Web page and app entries
################

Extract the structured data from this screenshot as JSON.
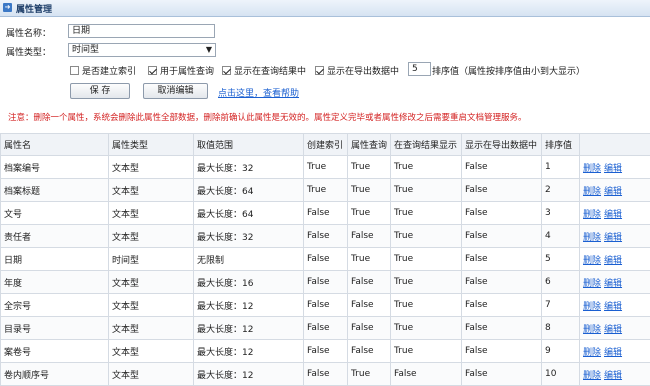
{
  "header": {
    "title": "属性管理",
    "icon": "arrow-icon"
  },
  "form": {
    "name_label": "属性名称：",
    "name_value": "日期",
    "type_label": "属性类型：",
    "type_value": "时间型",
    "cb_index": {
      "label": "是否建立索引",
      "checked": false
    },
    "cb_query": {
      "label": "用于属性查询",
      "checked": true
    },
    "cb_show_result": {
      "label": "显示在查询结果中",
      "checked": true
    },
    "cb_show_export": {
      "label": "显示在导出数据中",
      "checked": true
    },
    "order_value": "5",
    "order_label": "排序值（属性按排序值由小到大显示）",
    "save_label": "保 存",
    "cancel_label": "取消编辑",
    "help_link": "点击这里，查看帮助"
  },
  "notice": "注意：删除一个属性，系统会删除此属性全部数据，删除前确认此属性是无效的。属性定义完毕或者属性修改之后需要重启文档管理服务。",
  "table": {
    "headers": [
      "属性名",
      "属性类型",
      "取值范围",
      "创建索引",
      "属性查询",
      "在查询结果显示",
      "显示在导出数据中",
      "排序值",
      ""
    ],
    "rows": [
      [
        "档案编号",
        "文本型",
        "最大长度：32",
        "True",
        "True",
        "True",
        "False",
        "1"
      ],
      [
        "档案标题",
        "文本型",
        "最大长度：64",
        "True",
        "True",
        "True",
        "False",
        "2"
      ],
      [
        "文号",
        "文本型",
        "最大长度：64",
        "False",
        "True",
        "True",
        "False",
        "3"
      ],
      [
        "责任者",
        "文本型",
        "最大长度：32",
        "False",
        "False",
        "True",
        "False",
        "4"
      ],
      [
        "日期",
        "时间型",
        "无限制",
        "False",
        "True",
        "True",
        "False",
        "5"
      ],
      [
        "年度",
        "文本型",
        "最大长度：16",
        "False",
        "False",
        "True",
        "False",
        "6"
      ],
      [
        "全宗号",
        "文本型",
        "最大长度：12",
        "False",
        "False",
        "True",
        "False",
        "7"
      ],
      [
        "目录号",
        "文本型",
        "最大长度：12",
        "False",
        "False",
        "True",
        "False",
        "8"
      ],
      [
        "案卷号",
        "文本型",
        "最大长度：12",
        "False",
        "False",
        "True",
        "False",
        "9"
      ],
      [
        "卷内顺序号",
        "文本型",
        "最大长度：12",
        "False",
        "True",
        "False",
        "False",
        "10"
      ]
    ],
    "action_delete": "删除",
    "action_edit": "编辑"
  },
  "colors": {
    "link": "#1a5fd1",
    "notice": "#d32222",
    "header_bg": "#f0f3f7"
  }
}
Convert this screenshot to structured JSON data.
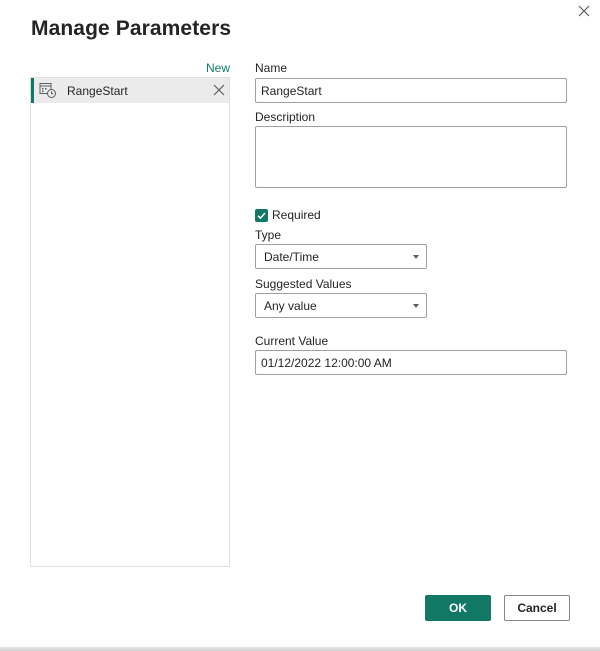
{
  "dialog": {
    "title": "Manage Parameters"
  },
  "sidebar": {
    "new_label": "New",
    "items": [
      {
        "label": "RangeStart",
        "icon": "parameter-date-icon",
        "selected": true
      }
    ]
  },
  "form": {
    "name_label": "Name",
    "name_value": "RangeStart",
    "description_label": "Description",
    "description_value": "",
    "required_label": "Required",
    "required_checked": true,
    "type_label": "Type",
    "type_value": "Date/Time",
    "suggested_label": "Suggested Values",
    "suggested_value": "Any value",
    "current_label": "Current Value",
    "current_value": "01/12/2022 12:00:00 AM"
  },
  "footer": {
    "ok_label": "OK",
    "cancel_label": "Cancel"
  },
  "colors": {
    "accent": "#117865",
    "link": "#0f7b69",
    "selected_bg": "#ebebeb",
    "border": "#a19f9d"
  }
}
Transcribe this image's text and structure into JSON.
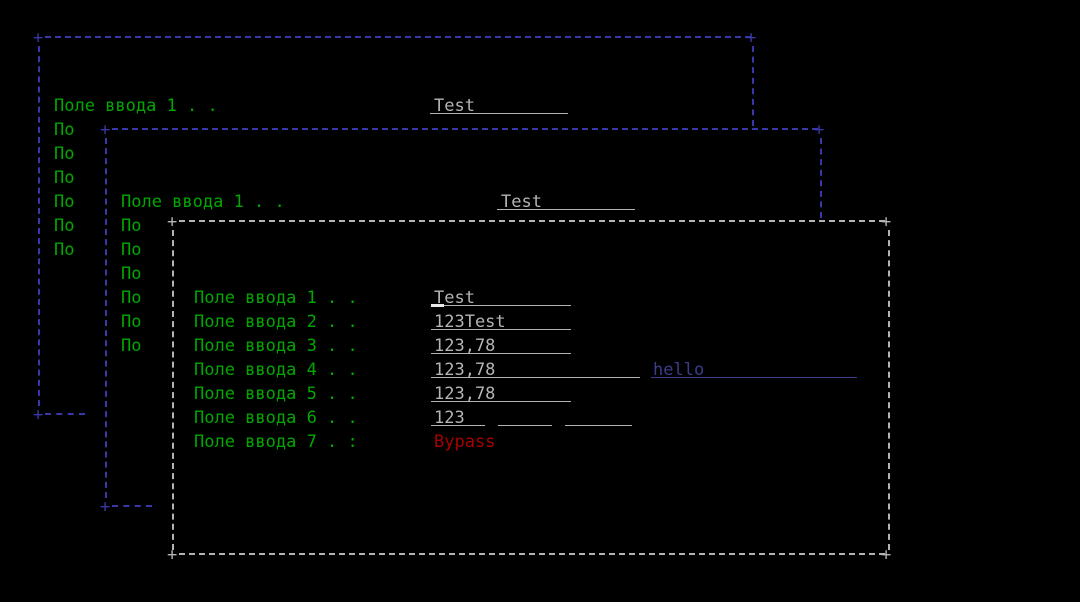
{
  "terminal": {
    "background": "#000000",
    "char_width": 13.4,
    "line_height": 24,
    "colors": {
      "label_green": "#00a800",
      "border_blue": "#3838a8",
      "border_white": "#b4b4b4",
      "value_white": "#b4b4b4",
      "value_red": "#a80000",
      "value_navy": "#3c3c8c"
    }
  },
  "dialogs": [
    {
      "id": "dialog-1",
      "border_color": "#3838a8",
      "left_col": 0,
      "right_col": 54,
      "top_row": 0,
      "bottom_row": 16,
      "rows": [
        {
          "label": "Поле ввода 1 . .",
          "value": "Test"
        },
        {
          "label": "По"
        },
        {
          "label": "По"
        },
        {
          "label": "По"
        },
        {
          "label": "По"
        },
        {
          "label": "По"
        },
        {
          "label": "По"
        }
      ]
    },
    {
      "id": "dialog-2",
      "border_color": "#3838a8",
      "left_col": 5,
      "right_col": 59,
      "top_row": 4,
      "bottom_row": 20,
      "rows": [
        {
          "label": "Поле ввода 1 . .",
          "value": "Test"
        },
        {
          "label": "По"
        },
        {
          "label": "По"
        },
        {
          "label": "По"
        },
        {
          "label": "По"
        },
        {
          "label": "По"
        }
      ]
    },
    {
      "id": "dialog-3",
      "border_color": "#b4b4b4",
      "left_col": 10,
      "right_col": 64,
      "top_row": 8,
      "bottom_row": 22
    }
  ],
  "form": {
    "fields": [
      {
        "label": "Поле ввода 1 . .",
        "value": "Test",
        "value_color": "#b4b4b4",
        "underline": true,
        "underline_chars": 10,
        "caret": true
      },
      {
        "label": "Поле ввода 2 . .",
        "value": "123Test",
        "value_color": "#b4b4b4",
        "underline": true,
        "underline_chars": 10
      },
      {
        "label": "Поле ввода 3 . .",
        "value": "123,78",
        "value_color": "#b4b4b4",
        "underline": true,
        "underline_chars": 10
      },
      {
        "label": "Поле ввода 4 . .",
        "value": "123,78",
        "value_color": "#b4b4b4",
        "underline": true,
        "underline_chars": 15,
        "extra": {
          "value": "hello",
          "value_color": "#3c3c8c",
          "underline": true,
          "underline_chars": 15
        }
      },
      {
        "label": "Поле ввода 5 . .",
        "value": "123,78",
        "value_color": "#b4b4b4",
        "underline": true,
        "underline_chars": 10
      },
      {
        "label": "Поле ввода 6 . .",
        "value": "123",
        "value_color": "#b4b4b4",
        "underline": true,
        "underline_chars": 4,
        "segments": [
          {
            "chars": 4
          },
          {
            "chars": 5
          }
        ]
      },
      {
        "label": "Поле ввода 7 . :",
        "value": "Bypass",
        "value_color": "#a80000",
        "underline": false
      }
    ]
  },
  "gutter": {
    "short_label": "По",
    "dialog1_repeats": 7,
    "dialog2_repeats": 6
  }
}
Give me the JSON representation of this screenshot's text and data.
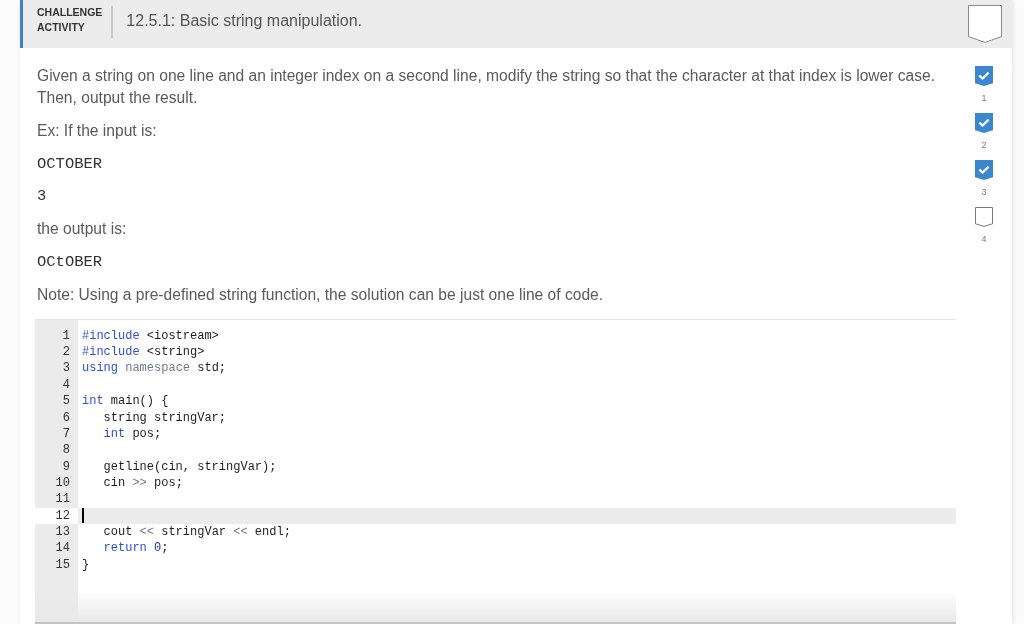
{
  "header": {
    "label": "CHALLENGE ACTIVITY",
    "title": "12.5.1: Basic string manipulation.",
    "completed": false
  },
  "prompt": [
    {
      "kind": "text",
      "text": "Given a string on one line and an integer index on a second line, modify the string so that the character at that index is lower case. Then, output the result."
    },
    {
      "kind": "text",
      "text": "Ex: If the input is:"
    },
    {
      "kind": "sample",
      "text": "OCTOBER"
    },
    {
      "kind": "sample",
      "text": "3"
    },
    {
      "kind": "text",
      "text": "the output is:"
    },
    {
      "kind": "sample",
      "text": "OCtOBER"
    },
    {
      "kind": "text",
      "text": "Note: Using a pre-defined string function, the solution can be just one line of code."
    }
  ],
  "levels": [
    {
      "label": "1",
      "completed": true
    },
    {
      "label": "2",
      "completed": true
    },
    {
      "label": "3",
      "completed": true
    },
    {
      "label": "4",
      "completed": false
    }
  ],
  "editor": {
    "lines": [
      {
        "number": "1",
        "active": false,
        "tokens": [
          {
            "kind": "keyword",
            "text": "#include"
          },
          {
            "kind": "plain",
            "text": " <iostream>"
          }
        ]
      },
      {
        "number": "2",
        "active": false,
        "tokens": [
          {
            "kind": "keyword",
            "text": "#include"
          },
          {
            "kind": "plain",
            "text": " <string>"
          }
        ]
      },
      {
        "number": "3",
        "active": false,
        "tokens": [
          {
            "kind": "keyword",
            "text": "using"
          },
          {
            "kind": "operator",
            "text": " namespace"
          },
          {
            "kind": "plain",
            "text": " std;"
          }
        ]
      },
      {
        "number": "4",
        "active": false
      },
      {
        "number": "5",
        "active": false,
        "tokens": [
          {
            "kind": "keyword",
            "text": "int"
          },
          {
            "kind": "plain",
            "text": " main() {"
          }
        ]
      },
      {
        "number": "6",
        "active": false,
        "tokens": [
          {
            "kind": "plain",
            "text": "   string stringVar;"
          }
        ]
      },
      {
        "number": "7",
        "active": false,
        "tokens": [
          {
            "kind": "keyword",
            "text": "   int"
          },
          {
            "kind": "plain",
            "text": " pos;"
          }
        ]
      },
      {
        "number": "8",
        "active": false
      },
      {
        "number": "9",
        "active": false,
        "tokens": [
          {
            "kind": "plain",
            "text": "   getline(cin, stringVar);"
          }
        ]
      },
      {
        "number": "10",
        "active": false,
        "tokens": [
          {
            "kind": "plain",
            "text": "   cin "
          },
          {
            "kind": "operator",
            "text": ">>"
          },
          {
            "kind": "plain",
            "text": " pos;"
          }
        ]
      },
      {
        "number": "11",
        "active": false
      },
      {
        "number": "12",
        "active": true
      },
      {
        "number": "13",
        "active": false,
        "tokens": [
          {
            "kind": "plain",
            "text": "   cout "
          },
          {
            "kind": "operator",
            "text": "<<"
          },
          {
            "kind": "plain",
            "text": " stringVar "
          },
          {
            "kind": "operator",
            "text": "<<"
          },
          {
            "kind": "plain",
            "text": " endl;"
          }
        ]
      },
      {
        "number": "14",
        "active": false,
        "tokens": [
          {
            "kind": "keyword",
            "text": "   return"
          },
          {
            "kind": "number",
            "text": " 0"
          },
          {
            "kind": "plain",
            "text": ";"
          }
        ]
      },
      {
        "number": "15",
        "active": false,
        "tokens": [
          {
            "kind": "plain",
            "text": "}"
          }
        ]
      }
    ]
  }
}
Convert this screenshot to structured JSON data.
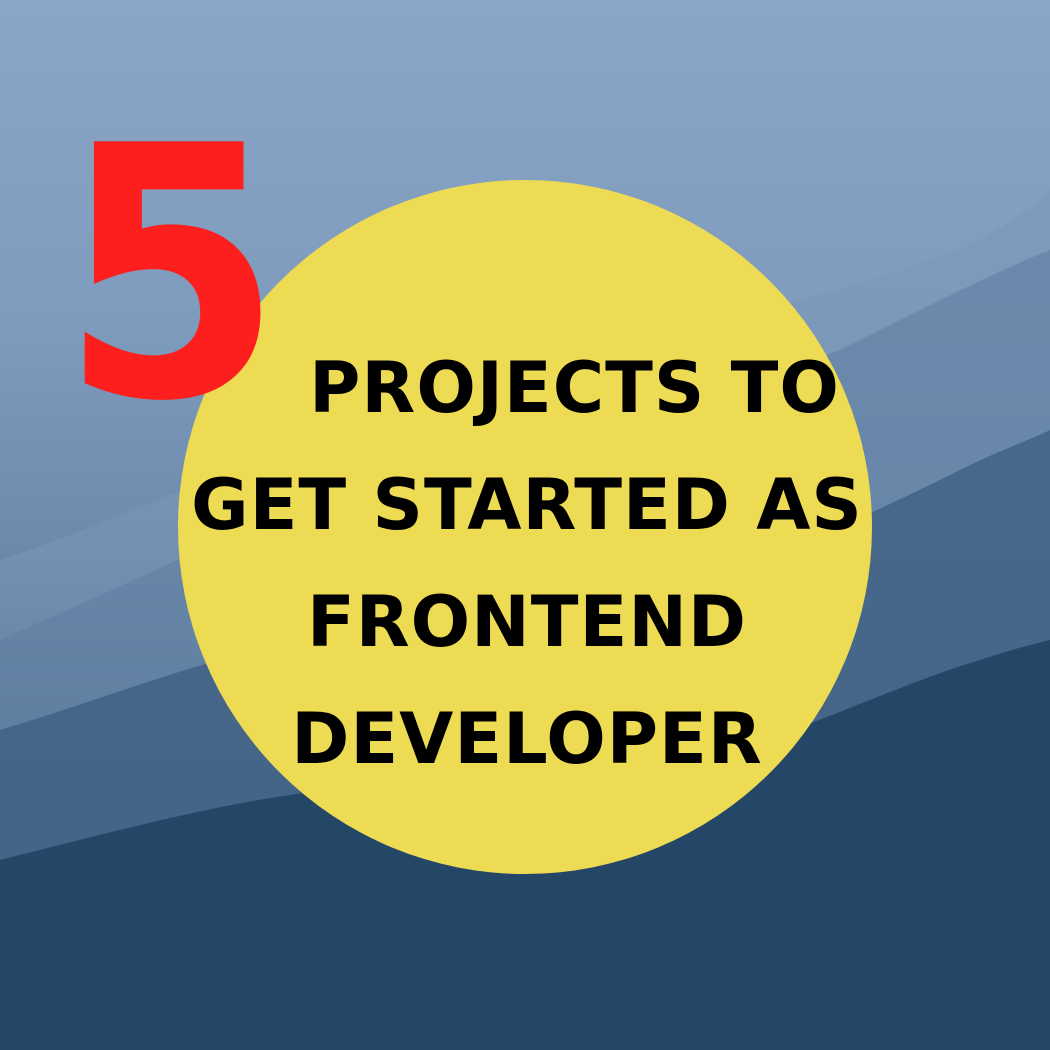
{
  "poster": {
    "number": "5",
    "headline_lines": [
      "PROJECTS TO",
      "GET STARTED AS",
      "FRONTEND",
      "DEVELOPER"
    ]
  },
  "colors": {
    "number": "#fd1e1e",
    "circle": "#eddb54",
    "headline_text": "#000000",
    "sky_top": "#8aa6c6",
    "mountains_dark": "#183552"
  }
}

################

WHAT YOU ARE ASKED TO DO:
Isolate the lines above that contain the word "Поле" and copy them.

ANSWER TO THIS TASK:
          "label": "Поле ввода 1 . .",
          "label": "Поле ввода 1 . .",
        "label": "Поле ввода 1 . .",
        "label": "Поле ввода 2 . .",
        "label": "Поле ввода 3 . .",
        "label": "Поле ввода 4 . .",
        "label": "Поле ввода 5 . .",
        "label": "Поле ввода 6 . .",
        "label": "Поле ввода 7 . :",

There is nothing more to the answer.